As I mentioned last night, I’m now back from my trip to Wales and I suppose I better write something about it. I went, with my family and some extras, to a place called the Gower peninsula, in south Wales, staying in a campsite near the village of Rhossili. The Gower is a strange place, all rolling hills and sheep, lots and lots of sheep. As far as I can tell, the Gower was a horrific backwater that remained rustic and rural when the rest of Wales launched themselves into the industrial revolution with great enthusiasm. The only innovation that they seemed interested in taking from the world around them at this time was Methodism, which they took to with the same vigour as every other part of Wales.
The religious denomination favoured in an area wouldn’t seem to be that important at first glance, but it seems to have had a substantial effect on the landscape of the land, long after most of the chapels have been boarded up and forgotten. The most important legacy is, of course, the chapel.
They are small, squat buildings, architecturally unadorned; they vary from being pretty in their simplicity, to being plain boxes grotesquely spattered with neoclassical decorations, like stone pillars on the side of a warehouse. They manage to be beautiful, however, by always being put in amazing places. I don’t know whether this was motivated by a desire to make people really work for their church, or something, but they are almost always in elevated positions, high on hills and mountains above the towns they serve. It means that their plain austerity acts as a counterpoint to vistas and landscapes more beautiful than anything that would be allowed in a protestant church. It made me think of this poem by Wallace Stevens -- which I’ve never really understood, and still don’t think I do, but it seems apt.

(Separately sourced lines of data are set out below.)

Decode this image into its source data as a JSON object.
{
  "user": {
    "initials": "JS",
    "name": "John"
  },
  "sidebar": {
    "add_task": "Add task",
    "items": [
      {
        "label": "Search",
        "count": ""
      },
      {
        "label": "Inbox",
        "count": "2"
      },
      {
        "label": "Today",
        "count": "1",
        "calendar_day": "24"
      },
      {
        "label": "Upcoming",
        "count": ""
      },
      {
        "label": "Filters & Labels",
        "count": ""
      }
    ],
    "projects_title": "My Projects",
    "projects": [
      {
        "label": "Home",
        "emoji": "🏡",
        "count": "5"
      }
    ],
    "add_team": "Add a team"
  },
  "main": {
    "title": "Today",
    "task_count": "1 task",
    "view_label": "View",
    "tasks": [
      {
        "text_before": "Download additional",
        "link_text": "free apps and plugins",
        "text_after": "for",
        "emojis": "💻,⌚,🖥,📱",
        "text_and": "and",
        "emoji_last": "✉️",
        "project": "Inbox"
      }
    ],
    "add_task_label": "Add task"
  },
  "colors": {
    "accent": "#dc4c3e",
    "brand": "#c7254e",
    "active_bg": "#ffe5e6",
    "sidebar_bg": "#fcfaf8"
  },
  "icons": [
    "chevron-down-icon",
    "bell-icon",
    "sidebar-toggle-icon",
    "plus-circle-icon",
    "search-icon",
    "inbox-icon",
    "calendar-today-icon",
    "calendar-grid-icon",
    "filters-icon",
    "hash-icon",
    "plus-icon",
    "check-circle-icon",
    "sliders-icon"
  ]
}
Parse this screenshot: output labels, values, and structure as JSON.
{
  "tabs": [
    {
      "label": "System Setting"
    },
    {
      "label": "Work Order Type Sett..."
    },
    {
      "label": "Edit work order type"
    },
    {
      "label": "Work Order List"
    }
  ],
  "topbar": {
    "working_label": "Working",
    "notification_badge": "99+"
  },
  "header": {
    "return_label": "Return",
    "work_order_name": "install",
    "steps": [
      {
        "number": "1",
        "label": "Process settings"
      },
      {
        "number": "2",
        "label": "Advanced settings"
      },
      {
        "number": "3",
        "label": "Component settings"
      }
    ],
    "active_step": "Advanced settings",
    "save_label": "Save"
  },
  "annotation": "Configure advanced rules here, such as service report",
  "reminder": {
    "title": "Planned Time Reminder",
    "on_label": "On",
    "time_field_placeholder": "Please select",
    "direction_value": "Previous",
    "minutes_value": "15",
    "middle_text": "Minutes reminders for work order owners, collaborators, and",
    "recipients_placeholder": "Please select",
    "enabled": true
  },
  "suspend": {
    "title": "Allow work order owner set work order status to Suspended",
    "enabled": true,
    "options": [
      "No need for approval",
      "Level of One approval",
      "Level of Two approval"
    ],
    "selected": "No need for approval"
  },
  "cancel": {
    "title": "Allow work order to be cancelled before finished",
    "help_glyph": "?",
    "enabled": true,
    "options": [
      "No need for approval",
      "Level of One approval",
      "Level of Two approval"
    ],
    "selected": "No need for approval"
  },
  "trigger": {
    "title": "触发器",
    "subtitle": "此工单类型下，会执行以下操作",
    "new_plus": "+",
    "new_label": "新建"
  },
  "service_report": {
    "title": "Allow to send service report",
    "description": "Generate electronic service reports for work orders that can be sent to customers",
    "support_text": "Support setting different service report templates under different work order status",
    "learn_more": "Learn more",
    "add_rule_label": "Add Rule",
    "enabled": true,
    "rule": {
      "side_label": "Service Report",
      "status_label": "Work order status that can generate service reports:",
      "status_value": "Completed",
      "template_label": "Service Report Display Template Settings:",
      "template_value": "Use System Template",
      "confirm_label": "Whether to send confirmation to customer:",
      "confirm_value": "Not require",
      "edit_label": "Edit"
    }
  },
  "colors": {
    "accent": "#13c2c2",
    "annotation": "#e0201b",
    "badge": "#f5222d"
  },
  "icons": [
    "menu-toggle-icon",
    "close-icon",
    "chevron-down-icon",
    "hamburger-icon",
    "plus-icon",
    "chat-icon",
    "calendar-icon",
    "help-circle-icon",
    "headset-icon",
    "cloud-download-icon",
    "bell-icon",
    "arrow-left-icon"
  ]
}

I placed a jar in Tennessee,
And round it was, upon a hill.
It made the slovenly wilderness
Surround that hill.
The wilderness rose up to it,
And sprawled around, no longer wild.
The jar was round upon the ground
And tall and of a port in air.
It took dominion every where.
The jar was gray and bare.
It did not give of bird or bush,
Like nothing else in Tennessee.
Wallace Stevens Anecdote of the Jar
I think it’s because I’m from a big city, one where the buildings are often pretty, but the landscape as a whole generally isn’t, but this opposition always makes me happy, like a kind of deference on the part of the locals to the world around them. Sadly I don’t have a picture of the most striking example of this; a utterly dull grey box of a chapel that sat on the top of a hill next to a shimmering, cascading waterfall. I do have a picture of the waterfall though.
The thing that makes the Gower remarkable is that in 1956 it was designated to be an Area of Outstanding Natural Beauty (mostly because it was such a pristine backwater) which means that planning regulations are extremely tight there, and very little new building goes on. Between the Methodism and the planning department, the Gower is left, tragically, with a dearth of decent pubs, or any pubs at all.
It has no shortage of nice beaches, however, beloved by English surfers (we’re not talking Hawaii-grade surf here, but it’s enough to work with apparently, and closer to home). I didn’t surf, obviously, because I have no sense of balance and wouldn’t look good in a wetsuit, but I did swim in the sea quite a lot. It has to be said, however, that quite often my swims were cut short by the feeling of hypothermia setting in (there’s nothing like swimming away and then being struck by the thought ‘my kidneys are cold… that’s not good’).
I like swimming, I’m like a seal in that I’m slow and ungainly on land, but can more with a little more grace when gravity is no longer an issue. I’m unlike a seal in that I can’t breathe through my ears, which is another one of the ways in which I feel that evolution has short-changed humanity -- along with our absence of tails, and independently movable ears.
There’s loads more to say, but this is all I’ve managed to say before I got distracted by shiny things (well, shiny thing – my new bass is still awesome) I might write some more on the subject when I remember - I feel I should write something about the peculiar delights of camping - but it won’t be for a few days as I’m heading up to my brother’s this weekend for a weekend of computer games, loud music, and drinking – to recover from all that nature and rustic living.